Suppose you have a reasonable continuous function on some interval, say on , and you want to approximate it by a trigonometric polynomial. A straightforward approach is to write

where and are the Fourier coefficients:

(Integration can be done with the standard Calculus torture device). With , we get

which, frankly, is not a very good deal for the price.

Still using the standard Fourier expansion formulas, one can improve approximation by shifting the function to and expanding it into the **cosine** Fourier series.

where

Then replace with to shift the interval back. With , the partial sum is

which gives a much better approximation with **fewer** coefficients to calculate.

To see what is going on, one has to look beyond the interval on which is defined. The first series actually approximates the periodic extension of , which is discontinuous because the endpoint values are not equal:

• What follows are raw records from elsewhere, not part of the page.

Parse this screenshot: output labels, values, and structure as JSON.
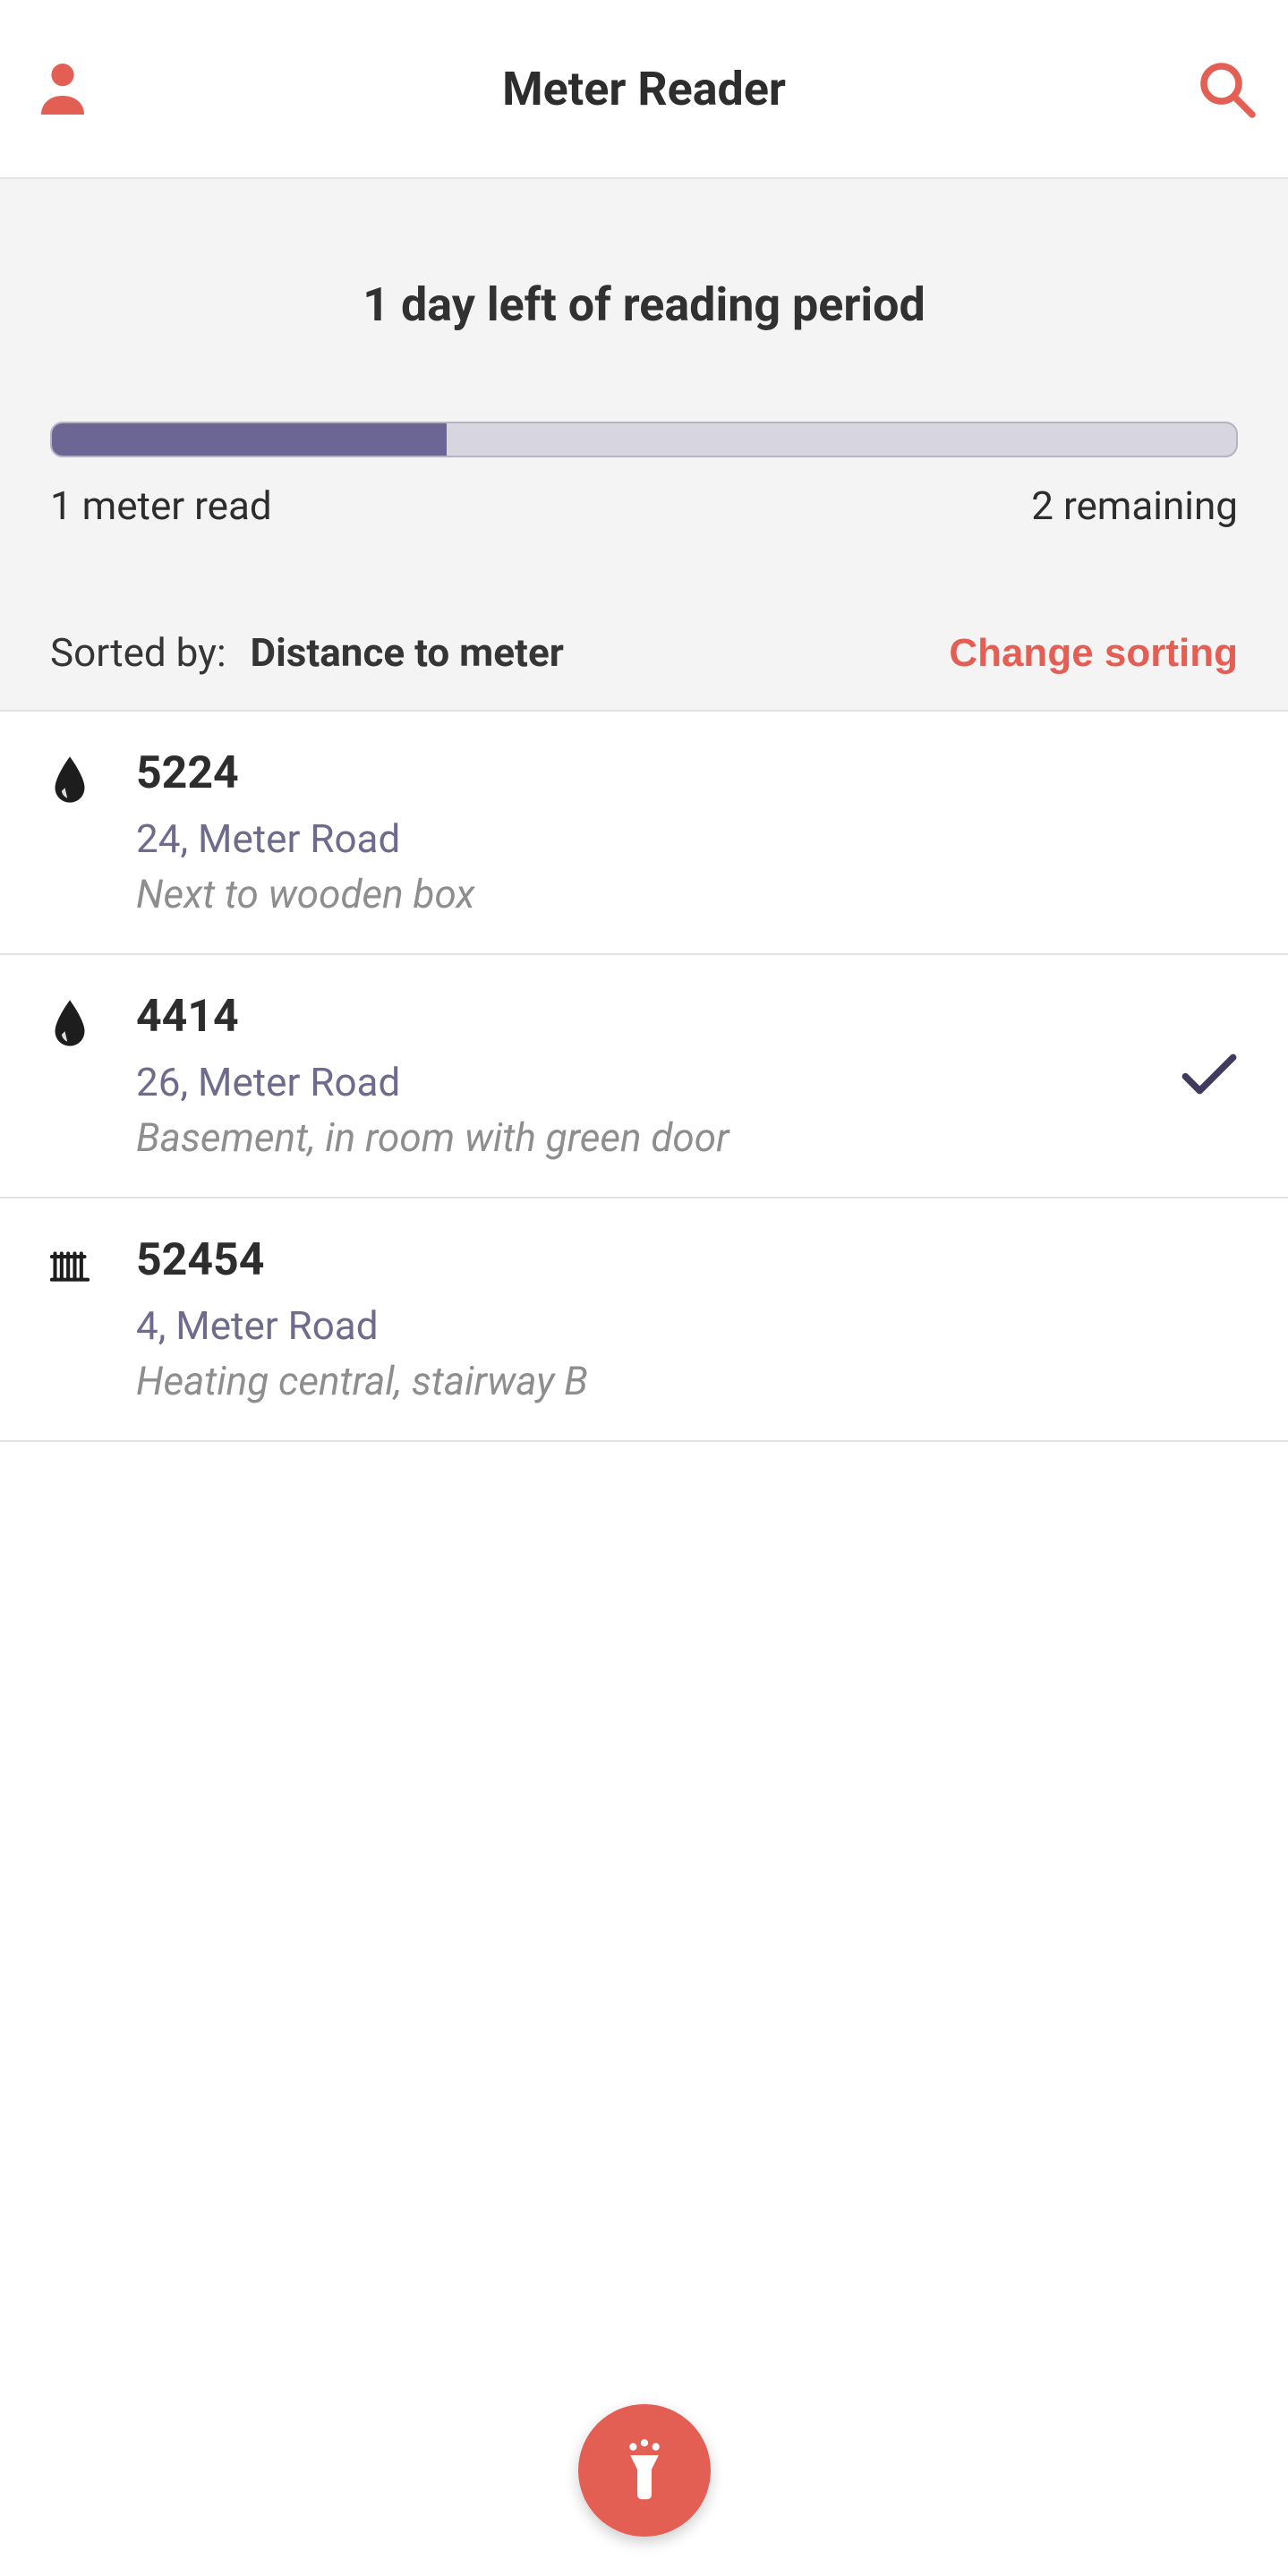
{
  "header": {
    "title": "Meter Reader"
  },
  "period": {
    "heading": "1 day left of reading period",
    "progress_percent": 33.333,
    "read_label": "1 meter read",
    "remaining_label": "2 remaining"
  },
  "sort": {
    "prefix": "Sorted by:",
    "criterion": "Distance to meter",
    "change_label": "Change sorting"
  },
  "meters": [
    {
      "icon": "water",
      "id": "5224",
      "address": "24, Meter Road",
      "note": "Next to wooden box",
      "done": false
    },
    {
      "icon": "water",
      "id": "4414",
      "address": "26, Meter Road",
      "note": "Basement, in room with green door",
      "done": true
    },
    {
      "icon": "heat",
      "id": "52454",
      "address": "4, Meter Road",
      "note": "Heating central, stairway B",
      "done": false
    }
  ],
  "colors": {
    "accent": "#e35e53",
    "secondary": "#6b6694"
  }
}
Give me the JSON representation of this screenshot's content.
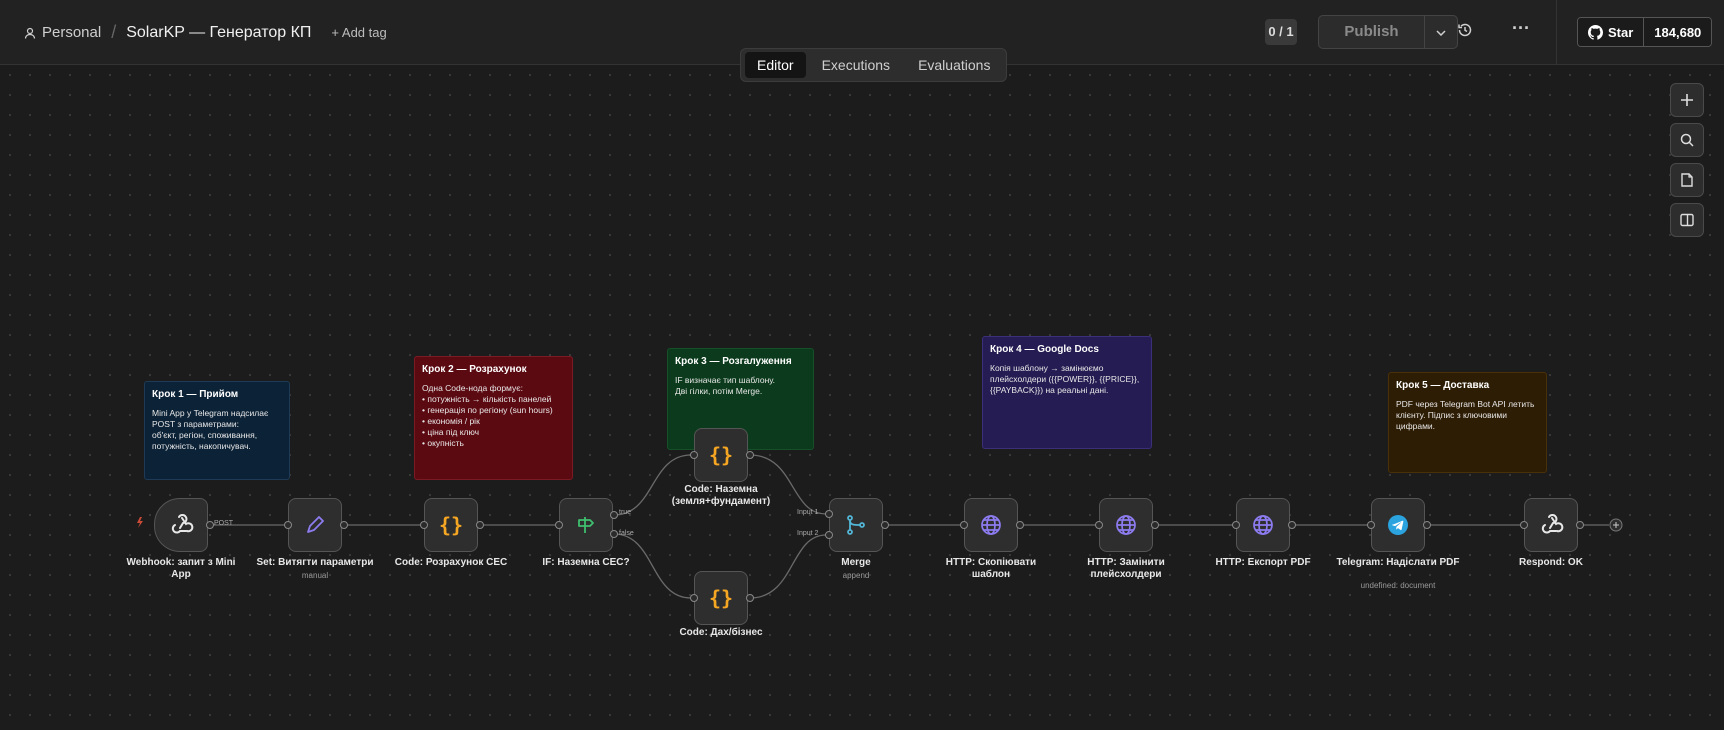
{
  "header": {
    "project": "Personal",
    "workflow_name": "SolarKP — Генератор КП",
    "add_tag": "+ Add tag",
    "counter": "0 / 1",
    "publish": "Publish",
    "github_star": "Star",
    "github_count": "184,680"
  },
  "tabs": [
    "Editor",
    "Executions",
    "Evaluations"
  ],
  "notes": [
    {
      "title": "Крок 1 — Прийом",
      "body": "Mini App у Telegram надсилає\nPOST з параметрами:\nоб'єкт, регіон, споживання,\nпотужність, накопичувач.",
      "color": "#0c2236"
    },
    {
      "title": "Крок 2 — Розрахунок",
      "body": "Одна Code-нода формує:\n• потужність → кількість панелей\n• генерація по регіону (sun hours)\n• економія / рік\n• ціна під ключ\n• окупність",
      "color": "#5c0a12"
    },
    {
      "title": "Крок 3 — Розгалуження",
      "body": "IF визначає тип шаблону.\nДві гілки, потім Merge.",
      "color": "#0b3a1c"
    },
    {
      "title": "Крок 4 — Google Docs",
      "body": "Копія шаблону → замінюємо\nплейсхолдери ({{POWER}}, {{PRICE}},\n{{PAYBACK}}) на реальні дані.",
      "color": "#241c52"
    },
    {
      "title": "Крок 5 — Доставка",
      "body": "PDF через Telegram Bot API летить\nклієнту. Підпис з ключовими\nцифрами.",
      "color": "#2e1d05"
    }
  ],
  "nodes": [
    {
      "label": "Webhook: запит з Mini App",
      "sub": "",
      "icon": "webhook-icon"
    },
    {
      "label": "Set: Витягти параметри",
      "sub": "manual",
      "icon": "pencil-icon"
    },
    {
      "label": "Code: Розрахунок СЕС",
      "sub": "",
      "icon": "code-icon"
    },
    {
      "label": "IF: Наземна СЕС?",
      "sub": "",
      "icon": "signpost-icon"
    },
    {
      "label": "Code: Наземна (земля+фундамент)",
      "sub": "",
      "icon": "code-icon"
    },
    {
      "label": "Code: Дах/бізнес",
      "sub": "",
      "icon": "code-icon"
    },
    {
      "label": "Merge",
      "sub": "append",
      "icon": "merge-icon"
    },
    {
      "label": "HTTP: Скопіювати шаблон",
      "sub": "",
      "icon": "globe-icon"
    },
    {
      "label": "HTTP: Замінити плейсхолдери",
      "sub": "",
      "icon": "globe-icon"
    },
    {
      "label": "HTTP: Експорт PDF",
      "sub": "",
      "icon": "globe-icon"
    },
    {
      "label": "Telegram: Надіслати PDF",
      "sub": "undefined: document",
      "icon": "telegram-icon"
    },
    {
      "label": "Respond: OK",
      "sub": "",
      "icon": "webhook-icon"
    }
  ],
  "edge_labels": {
    "post": "POST",
    "true": "true",
    "false": "false",
    "input1": "Input 1",
    "input2": "Input 2"
  },
  "canvas_buttons": [
    "zoom-in-icon",
    "zoom-search-icon",
    "sticky-note-icon",
    "sidebar-panel-icon"
  ],
  "colors": {
    "code": "#f5a623",
    "set": "#8c7cf0",
    "if": "#3fbf6f",
    "merge": "#52b6d6",
    "http": "#8c7cf0",
    "telegram": "#2aa3df"
  }
}
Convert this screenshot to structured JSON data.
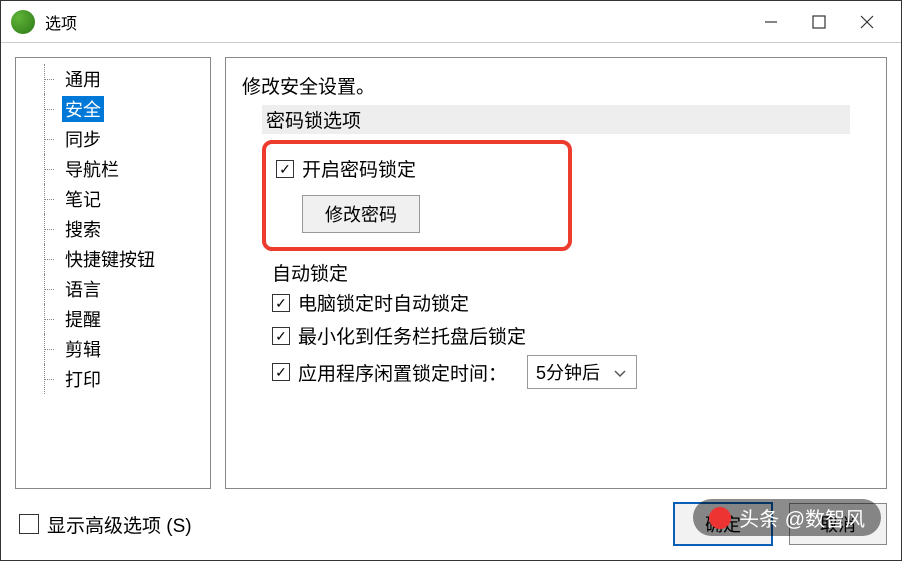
{
  "window": {
    "title": "选项"
  },
  "sidebar": {
    "items": [
      "通用",
      "安全",
      "同步",
      "导航栏",
      "笔记",
      "搜索",
      "快捷键按钮",
      "语言",
      "提醒",
      "剪辑",
      "打印"
    ],
    "selected_index": 1
  },
  "main": {
    "heading": "修改安全设置。",
    "password_section": "密码锁选项",
    "enable_password_lock": "开启密码锁定",
    "modify_password": "修改密码",
    "auto_lock_title": "自动锁定",
    "lock_when_screen": "电脑锁定时自动锁定",
    "lock_when_minimized": "最小化到任务栏托盘后锁定",
    "idle_lock_label": "应用程序闲置锁定时间：",
    "idle_lock_value": "5分钟后"
  },
  "footer": {
    "advanced": "显示高级选项 (S)",
    "ok": "确定",
    "cancel": "取消"
  },
  "watermark": "头条 @数智风"
}
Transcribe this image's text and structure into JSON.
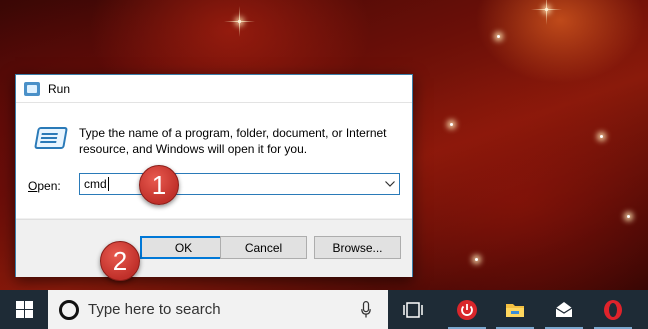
{
  "dialog": {
    "title": "Run",
    "description": "Type the name of a program, folder, document, or Internet resource, and Windows will open it for you.",
    "open_label_underlined": "O",
    "open_label_rest": "pen:",
    "open_value": "cmd",
    "buttons": {
      "ok": "OK",
      "cancel": "Cancel",
      "browse": "Browse..."
    }
  },
  "markers": {
    "step1": "1",
    "step2": "2"
  },
  "taskbar": {
    "search_placeholder": "Type here to search",
    "icons": [
      "windows-start-icon",
      "cortana-icon",
      "microphone-icon",
      "task-view-icon",
      "power-app-icon",
      "file-explorer-icon",
      "mail-icon",
      "opera-icon"
    ]
  },
  "colors": {
    "dialog_border": "#3b7fa9",
    "focus_blue": "#0078d7",
    "marker_red": "#c0302a",
    "taskbar": "#1e2b36"
  }
}
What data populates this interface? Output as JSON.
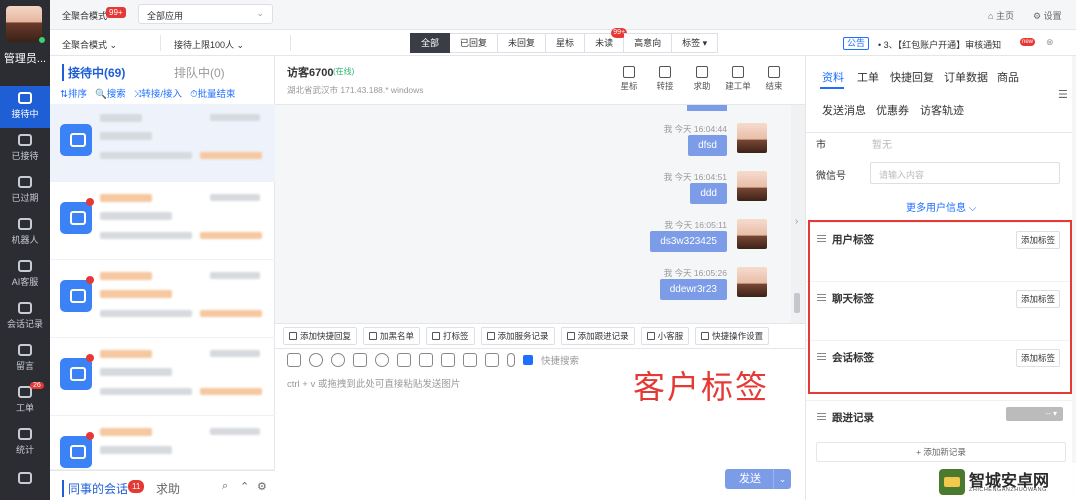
{
  "agent": {
    "name": "管理员..."
  },
  "nav": [
    {
      "label": "接待中",
      "active": true,
      "icon": "chat-bubble-icon"
    },
    {
      "label": "已接待",
      "icon": "chat-check-icon"
    },
    {
      "label": "已过期",
      "icon": "expired-icon"
    },
    {
      "label": "机器人",
      "icon": "robot-icon"
    },
    {
      "label": "AI客服",
      "icon": "ai-icon"
    },
    {
      "label": "会话记录",
      "icon": "record-icon"
    },
    {
      "label": "留言",
      "icon": "message-icon"
    },
    {
      "label": "工单",
      "icon": "ticket-icon",
      "badge": "26"
    },
    {
      "label": "统计",
      "icon": "stats-icon"
    }
  ],
  "topbar": {
    "mode_label": "全聚合模式",
    "mode_badge": "99+",
    "app_select": "全部应用",
    "home": "主页",
    "settings": "设置"
  },
  "bar2": {
    "mode_select": "全聚合模式",
    "limit_select": "接待上限100人",
    "filters": [
      {
        "label": "全部",
        "active": true
      },
      {
        "label": "已回复"
      },
      {
        "label": "未回复"
      },
      {
        "label": "星标"
      },
      {
        "label": "未读",
        "badge": "99+"
      },
      {
        "label": "高意向"
      },
      {
        "label": "标签 ▾"
      }
    ],
    "notice_tag": "公告",
    "notice_text": "• 3、【红包账户开通】审核通知",
    "notice_new": "new"
  },
  "sessions": {
    "tab_serving": "接待中(69)",
    "tab_queue": "排队中(0)",
    "tools": [
      "⇅排序",
      "🔍搜索",
      "⤨转接/接入",
      "⏱批量结束"
    ],
    "colleague_label": "同事的会话",
    "colleague_badge": "11",
    "help_tab": "求助"
  },
  "chat": {
    "visitor_name": "访客6700",
    "online": "(在线)",
    "visitor_info": "湖北省武汉市    171.43.188.*      windows",
    "tools": [
      {
        "label": "星标",
        "icon": "star-icon"
      },
      {
        "label": "转接",
        "icon": "transfer-icon"
      },
      {
        "label": "求助",
        "icon": "help-icon"
      },
      {
        "label": "建工单",
        "icon": "create-ticket-icon"
      },
      {
        "label": "结束",
        "icon": "power-icon"
      }
    ],
    "messages": [
      {
        "meta": "我  今天 16:04:44",
        "text": "dfsd"
      },
      {
        "meta": "我  今天 16:04:51",
        "text": "ddd"
      },
      {
        "meta": "我  今天 16:05:11",
        "text": "ds3w323425"
      },
      {
        "meta": "我  今天 16:05:26",
        "text": "ddewr3r23"
      }
    ],
    "quick_actions": [
      "添加快捷回复",
      "加黑名单",
      "打标签",
      "添加服务记录",
      "添加跟进记录",
      "小客服",
      "快捷操作设置"
    ],
    "quick_search": "快捷搜索",
    "input_placeholder": "ctrl + v 或拖拽到此处可直接粘贴发送图片",
    "annotation": "客户标签",
    "send": "发送"
  },
  "right": {
    "tabs_row1": [
      "资料",
      "工单",
      "快捷回复",
      "订单数据",
      "商品"
    ],
    "tabs_row2": [
      "发送消息",
      "优惠券",
      "访客轨迹"
    ],
    "city_label": "市",
    "city_value": "暂无",
    "wechat_label": "微信号",
    "wechat_placeholder": "请输入内容",
    "more_info": "更多用户信息 ⌵",
    "tag_sections": [
      {
        "title": "用户标签",
        "button": "添加标签"
      },
      {
        "title": "聊天标签",
        "button": "添加标签"
      },
      {
        "title": "会话标签",
        "button": "添加标签"
      }
    ],
    "follow_label": "跟进记录",
    "follow_select": "-- ▾",
    "add_record": "+ 添加新记录"
  },
  "watermark": {
    "title": "智城安卓网",
    "sub": "ZHICHENGANZHUOWANG"
  },
  "colors": {
    "accent": "#1f6fff",
    "nav_bg": "#2b2d33",
    "bubble": "#7c9ce8",
    "annotation": "#e53935"
  }
}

Cosines, being even, approximate the symmetric periodic extension of , which is continuous whenever is.

Discontinuities hurt the quality of Fourier approximation more than the lack of smoothness does.

Just for laughs I included the pure sine approximation, also with .